22 January 2009

Predictably Irrational – Dan Ariely (2008)

Predictably Irrational is a book by Dan Ariely, a professor of behavioral economics at MIT, and it’s subtitled ‘The Hidden Forces That Shape Our Decisions’.  Ariely takes issue with the standard economics assumption of the fully rational man, and shows through various experiments a few of the many ways in which we make systematically irrational decisions.  Some topics I’ve heard about before, such as the effect of anchoring (the notion that thinking of a random number, such as a value between 1 and 100, can then influence how much you might be willing to pay for an item), but there’s plenty of new findings here that really make you think about your own habits.

I’ll let Dan himself tell you the bottom line, from page 239:
Standard economics assumes that we are rational – that we know all the pertinent information about our decisions, that we can calculate the value of the different options we face, and that we are cognitively unhindered in weighing the ramifications of each potential choice.

The result is that we are presumed to be making logical and sensible decisions. And even if we make a wrong decision from time to time, the standard economics perspective suggests that we will quickly learn from our mistakes either on our own or with the help of ‘market forces.’ On the basis of these assumptions, economists draw far-reaching conclusions about everything from shopping trends to law to public policy.

But, as the results presented in this book (and others) show, we are all far less rational in our decision making than standard economic theory assumes. Our irrational  behaviors are neither random nor senseless – they are systematic and predictable. We all make the same types of mistakes over and over, because of the basic wiring of our brains.

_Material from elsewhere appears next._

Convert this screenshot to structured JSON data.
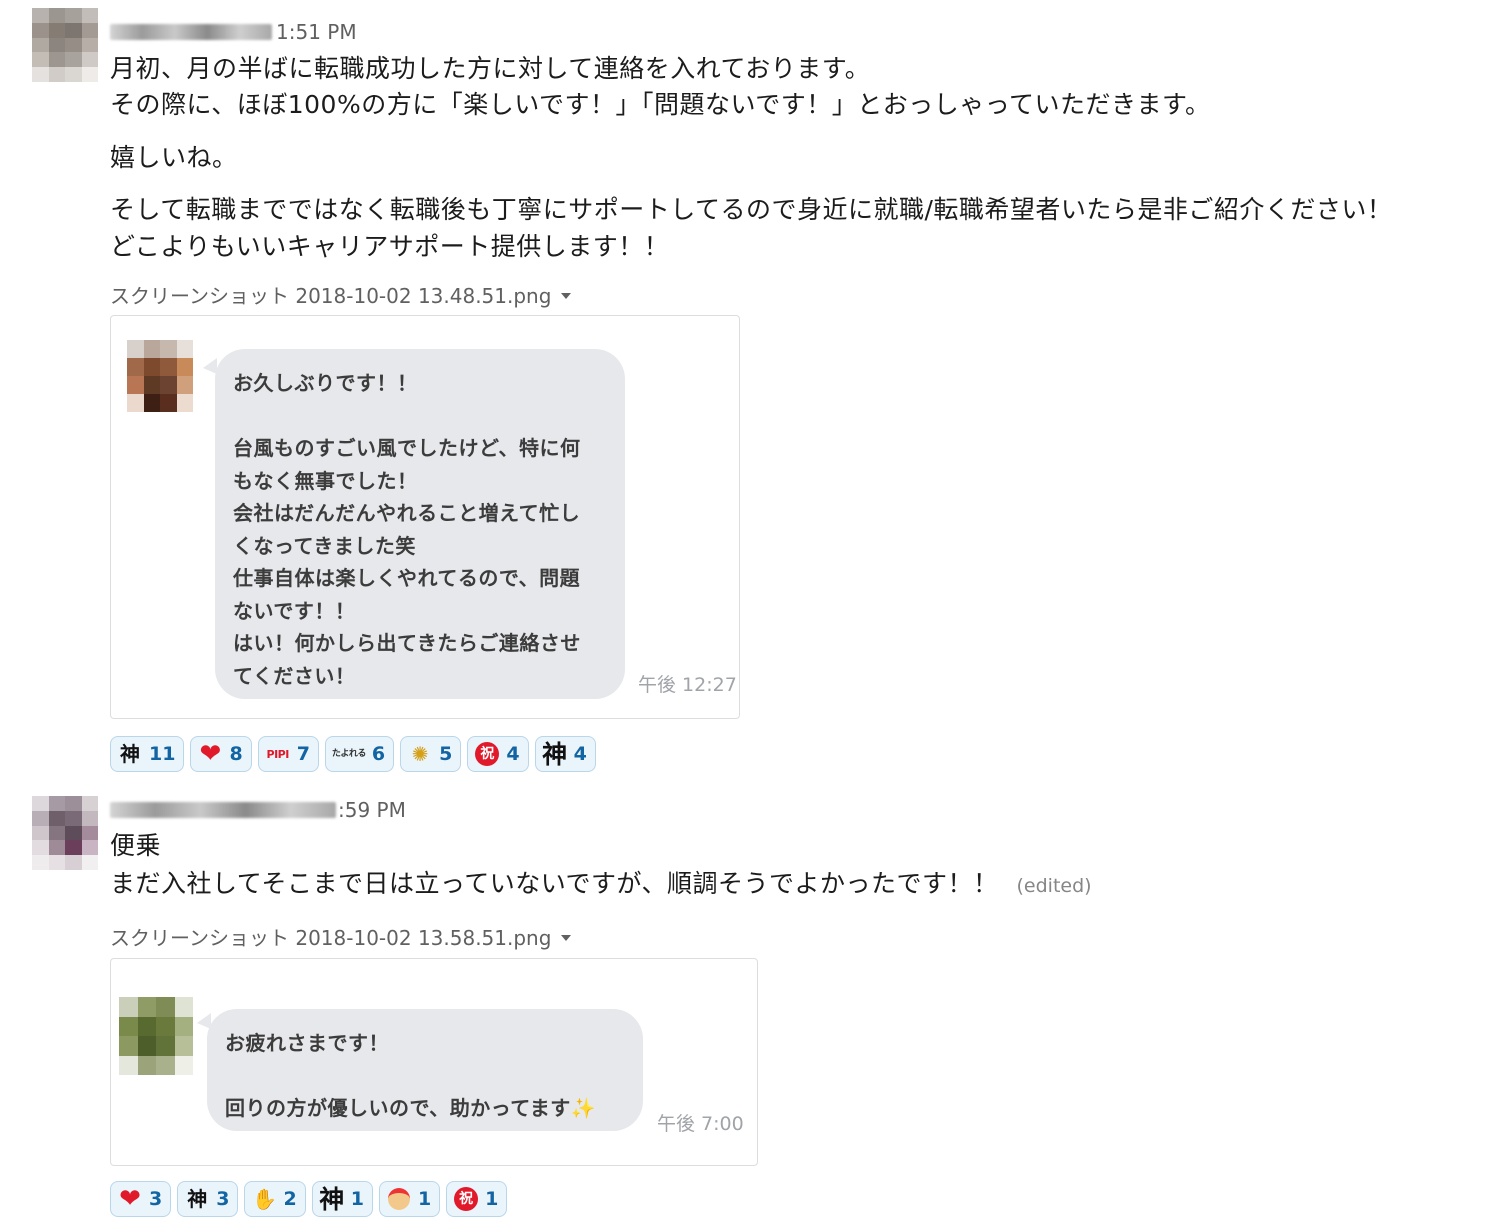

So wouldn’t it make sense to modify standard economics and move away from naive psychology, which often fails the tests of reason, introspection, and – most important – empirical scrutiny?
Recommended, an easy yet thought-provoking book.